  • Classes generated by the cached context class provides overloads to either a) use a member Boolean property value to determine whether to use the cache or not or b) override the member Boolean indicator with your own specific caching indicator. You can set a default value for whether records will be cached or retrieved from the cache AND you can override it when needed.
  • The cached context class template explicitly defines the cache timeout period. It is easy to change the template to your desired timeout or use config settings to set them. There are lots of possible enhancements/changes you may need to make here depending on your implementation.
  • Both context classes are singletons.
  • The record count takes the FilterElements to build a dynamic SQL query and returns a count of the number of records matching the List(/Search) conditions.

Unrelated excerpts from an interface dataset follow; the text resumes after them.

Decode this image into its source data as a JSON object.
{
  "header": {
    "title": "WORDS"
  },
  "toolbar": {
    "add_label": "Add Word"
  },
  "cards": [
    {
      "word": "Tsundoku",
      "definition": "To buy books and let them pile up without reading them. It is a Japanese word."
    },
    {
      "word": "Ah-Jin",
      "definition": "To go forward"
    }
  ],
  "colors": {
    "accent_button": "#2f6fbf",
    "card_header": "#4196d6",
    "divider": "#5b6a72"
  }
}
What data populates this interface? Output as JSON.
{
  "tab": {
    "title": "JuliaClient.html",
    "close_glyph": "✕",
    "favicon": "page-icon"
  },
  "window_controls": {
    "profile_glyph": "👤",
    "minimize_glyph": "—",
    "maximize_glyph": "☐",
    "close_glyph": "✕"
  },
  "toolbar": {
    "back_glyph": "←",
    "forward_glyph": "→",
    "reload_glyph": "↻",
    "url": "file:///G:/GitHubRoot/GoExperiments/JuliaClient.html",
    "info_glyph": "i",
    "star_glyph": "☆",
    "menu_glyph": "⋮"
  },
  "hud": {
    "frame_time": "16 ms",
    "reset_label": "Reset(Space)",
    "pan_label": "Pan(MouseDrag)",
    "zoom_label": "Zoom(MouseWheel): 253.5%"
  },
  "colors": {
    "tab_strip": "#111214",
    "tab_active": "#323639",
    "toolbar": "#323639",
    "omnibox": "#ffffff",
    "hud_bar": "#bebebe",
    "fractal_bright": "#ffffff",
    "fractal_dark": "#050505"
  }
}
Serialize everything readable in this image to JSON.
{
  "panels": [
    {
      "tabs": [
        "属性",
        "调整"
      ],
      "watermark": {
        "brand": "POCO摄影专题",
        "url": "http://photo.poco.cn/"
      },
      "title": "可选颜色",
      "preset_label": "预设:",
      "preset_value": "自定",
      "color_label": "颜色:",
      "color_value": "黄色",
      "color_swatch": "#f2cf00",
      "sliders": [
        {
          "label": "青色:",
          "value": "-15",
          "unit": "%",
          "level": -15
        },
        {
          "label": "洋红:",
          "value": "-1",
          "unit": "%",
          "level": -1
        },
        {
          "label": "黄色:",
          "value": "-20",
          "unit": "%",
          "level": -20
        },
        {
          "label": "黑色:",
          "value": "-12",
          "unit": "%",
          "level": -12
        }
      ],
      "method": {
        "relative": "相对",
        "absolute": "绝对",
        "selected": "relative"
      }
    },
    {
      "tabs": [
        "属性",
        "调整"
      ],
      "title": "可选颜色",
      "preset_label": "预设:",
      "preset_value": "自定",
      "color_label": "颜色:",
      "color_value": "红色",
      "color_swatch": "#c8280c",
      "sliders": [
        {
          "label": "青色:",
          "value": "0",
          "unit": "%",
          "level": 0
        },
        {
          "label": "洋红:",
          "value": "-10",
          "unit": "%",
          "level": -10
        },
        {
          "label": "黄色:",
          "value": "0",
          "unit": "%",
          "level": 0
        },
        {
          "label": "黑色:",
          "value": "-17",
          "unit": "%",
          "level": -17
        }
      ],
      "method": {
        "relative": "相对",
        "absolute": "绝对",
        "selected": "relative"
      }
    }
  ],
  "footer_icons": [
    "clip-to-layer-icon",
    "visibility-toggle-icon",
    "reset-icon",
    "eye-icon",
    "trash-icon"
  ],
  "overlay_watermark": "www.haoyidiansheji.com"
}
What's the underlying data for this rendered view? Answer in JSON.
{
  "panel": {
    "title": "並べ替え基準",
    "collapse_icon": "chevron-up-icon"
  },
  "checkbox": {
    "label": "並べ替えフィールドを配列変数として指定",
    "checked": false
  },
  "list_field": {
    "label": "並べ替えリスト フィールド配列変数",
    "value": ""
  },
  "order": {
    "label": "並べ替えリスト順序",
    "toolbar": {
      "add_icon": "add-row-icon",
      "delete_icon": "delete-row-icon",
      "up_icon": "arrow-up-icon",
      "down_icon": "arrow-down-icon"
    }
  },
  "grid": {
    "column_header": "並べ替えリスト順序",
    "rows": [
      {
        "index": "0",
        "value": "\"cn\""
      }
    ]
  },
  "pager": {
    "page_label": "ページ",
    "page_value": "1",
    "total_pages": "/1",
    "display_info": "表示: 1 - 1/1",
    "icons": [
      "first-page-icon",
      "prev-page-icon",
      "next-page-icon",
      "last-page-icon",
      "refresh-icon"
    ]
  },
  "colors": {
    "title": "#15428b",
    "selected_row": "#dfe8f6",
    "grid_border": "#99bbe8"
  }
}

Implementing the example code

  1. Unzip the download with code and templates.
  2. Add the following .dlls to the bin directory.
    - Mediachase.BusinessFoundation.Data.dll
    - Mediachase.BusinessFoundation.Data.XmlSerializers.dll
    - Mediachase.BusinessFoundation.ObjectModel.dll
    - Mediachase.CodeGen.dll
    - Mediachase.CodeGen.VisualStudio.dll
    - Mediachase.Ibn.Core.dll
    - Mediachase.Ibn.Core.XmlSerializers.dll
    - Mediachase.Ibn.Data.dll
    - Mediachase.Ibn.Data.Services.dll
    - Mediachase.Ibn.Data.XmlSerializers.dll
    - Mediachase.Ibn.ObjectModel.dll
  3. Copy one of the .mcgen files into the root folder (it does not matter which one). Rename the .mcgen file so that its clear what Business Foundation class its associated with and the purpose of the class.
  4. Open the newly-copied version of the .mcgen file in the root folder. Set the connectionString element value to the connection string for the EPiServer Commerce database containing the business foundation class definition. Set the MetaClass element value to the name of the Business Foundation class you are typing. In the mcgen element, set the template for the class you want to use, for example "Templates\EntityObjectAccessTemplate.aspx"; see the descriptions of the templates above. In the params definition, set the namespace param value to the namespace you would like the class to contain, for example "EPiServer.Training.BusinessObjects".
  5. Open a commandline to the root folder. Run the following command : mccodegen -mcgen:: -out:
    For example: mccodegen -mcgen:GiftCard.mcgen -out:GiftCardAccess.cs
    A new class will be created based on the template you specified. You will need to use the typed class template to generate the typed Business Foundation class; use one of the context class templates to generate the context class to access the typed Business Foundation class.
  6. For each typed class or context class you want to create, iterate through steps 2-5.

See also

Last updated: Mar 31, 2014